Yes! My book! You can check out my website. And also Economy Candy. It’s this old candy shop on the Lower East Side, at Essex and Rivington. It’s got all this old time confectionery and I took photos there and used them in my book. It’s like going to your aunt’s favorite candy store.
Laura LaVelle is an attorney and writer who lives in Connecticut, in a not quite 100-year-old house, along with her husband, two daughters, and a cockatiel.
Laura can be contacted at email@example.com
Other Q&As By Laura LaVelle
* Alexi Auld, author
* Simeon Bankoff, Executive Director, Historic Districts Council
* Eric Bennett, author
* Alexander Campos, Executive Director, Center for Book Arts
* Mark Cheever, Friends of Hudson River Park
* Betsy Crapps, founder of Mom Prom
* Margaret Dorsey, anthropologist
* Mamady Doumbouya, Jonathan Halloran, & Robert Hornsby, founders of American Homebuilders of West Africa
* Kinsey Dyckman, Board Member, Dyckman Farmhouse Museum
* Rhonda Eleish & Edie van Breems, interior designers
* Leslie Green Guilbault, artist, potter
* Garnet Heraman, brand strategist for Karina Dresses, serial entrepreneur
* Meredith Sorin Horsford, Executive Director, Dyckman Farmhouse Museum
* Camilla Huey, artist, designer
*Dr. Brett Jarrell & Dr. Walter Neto, founders of Biovita
* Beth Johnson, Townsend Press editor
* Mahanth Joishy, founder of United States – India Monitor
* Jim Knable, playwright and musician
* Jonathan Kuhn, Director of Art & Antiquities for NYC Parks Department
* Ann Lawrence, Co-Founder of Pink51
* Jessica Lee, dancer, Sable Project Administrator
* Najaam Lee, artist and sickle cell advocate
*Ellie Montazeri, Tunisian towel manufacturer
* Heather-Marie Montilla, Executive Director, Pequot Library
* Yurika Nakazono, rainwear designer, Terra New York
* Jibrail Nor, drummer
* Alice Quinn, Executive Director, Poetry Society of America
* Ryan Ringholz, children’s shoe designer, Plae Shoes
* Alanna Rutherford, Board Member, Andrew Glover Youth Program
* Deborah Ryan & Frank Vagnone, Historic House Anarchists

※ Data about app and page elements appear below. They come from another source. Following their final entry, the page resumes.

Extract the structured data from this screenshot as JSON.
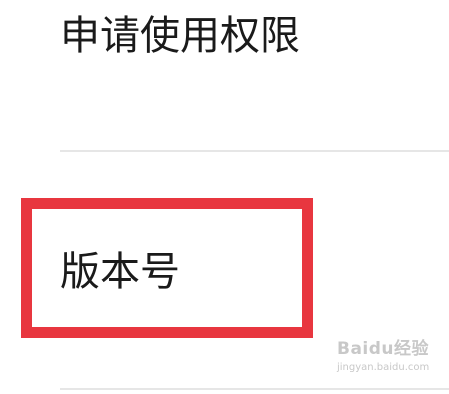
{
  "settings_list": {
    "items": [
      {
        "label": "申请使用权限"
      },
      {
        "label": "版本号"
      }
    ]
  },
  "annotation": {
    "highlight_color": "#e8363f",
    "highlighted_item": "版本号"
  },
  "watermark": {
    "brand_text": "Baidu经验",
    "url_text": "jingyan.baidu.com"
  }
}
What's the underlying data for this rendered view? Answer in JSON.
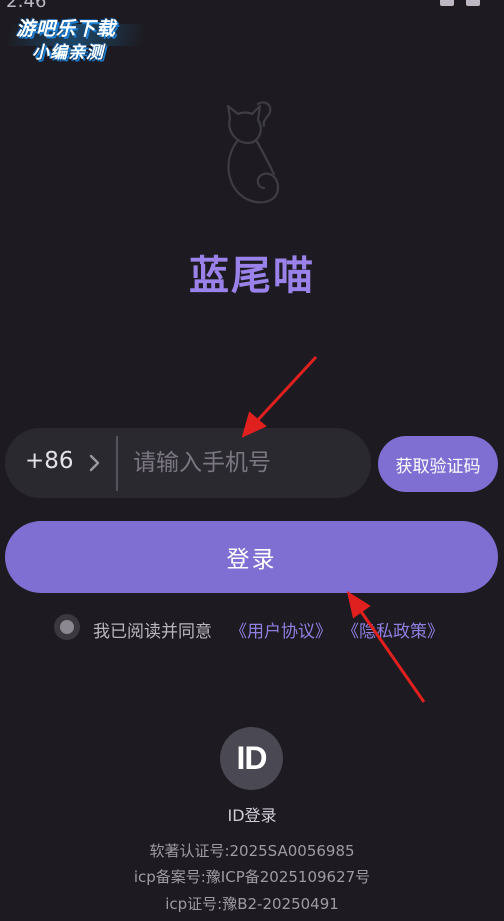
{
  "status_bar": {
    "time": "2:46"
  },
  "watermark": {
    "line1": "游吧乐下载",
    "line2": "小编亲测"
  },
  "app": {
    "title": "蓝尾喵",
    "logo_icon": "cat-outline-icon"
  },
  "login_form": {
    "country_code": "+86",
    "phone_placeholder": "请输入手机号",
    "phone_value": "",
    "get_code_label": "获取验证码",
    "login_label": "登录"
  },
  "agreement": {
    "checked": false,
    "text": "我已阅读并同意",
    "user_agreement": "《用户协议》",
    "privacy_policy": "《隐私政策》"
  },
  "id_login": {
    "icon_text": "ID",
    "label": "ID登录"
  },
  "footer": {
    "software_cert": "软著认证号:2025SA0056985",
    "icp_record": "icp备案号:豫ICP备2025109627号",
    "icp_license": "icp证号:豫B2-20250491"
  },
  "colors": {
    "background": "#1d1b21",
    "accent": "#7f6fd3",
    "title": "#9a82ea",
    "link": "#8f7fe0",
    "annotation_arrow": "#e0201e"
  }
}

* Lawrence Schwartzwald, photographer
* Peter Sís, writer and illustrator
* Patrick Smith, author and pilot
* Jeffrey Sumber, psychotherapist and author
* Rich Tafel, life coach and Swedenborgian minister
*Jonathan Todres, law professor
* Andra Tomsa, creator of SPARE app
* Maggie Topkis, mystery fiction publisher
* Carol Ward, Executive Director, Morris-Jumel Mansion
* Adamu Waziri, creator of children’s television program Bino and Fino
* Ekow Yankah, law professor
Lead-In Image (Jelly Beans) Courtesy of timquo / Shutterstock.com
All Other Images Courtesy of Abdul Fattah Ismail and DeMata Photography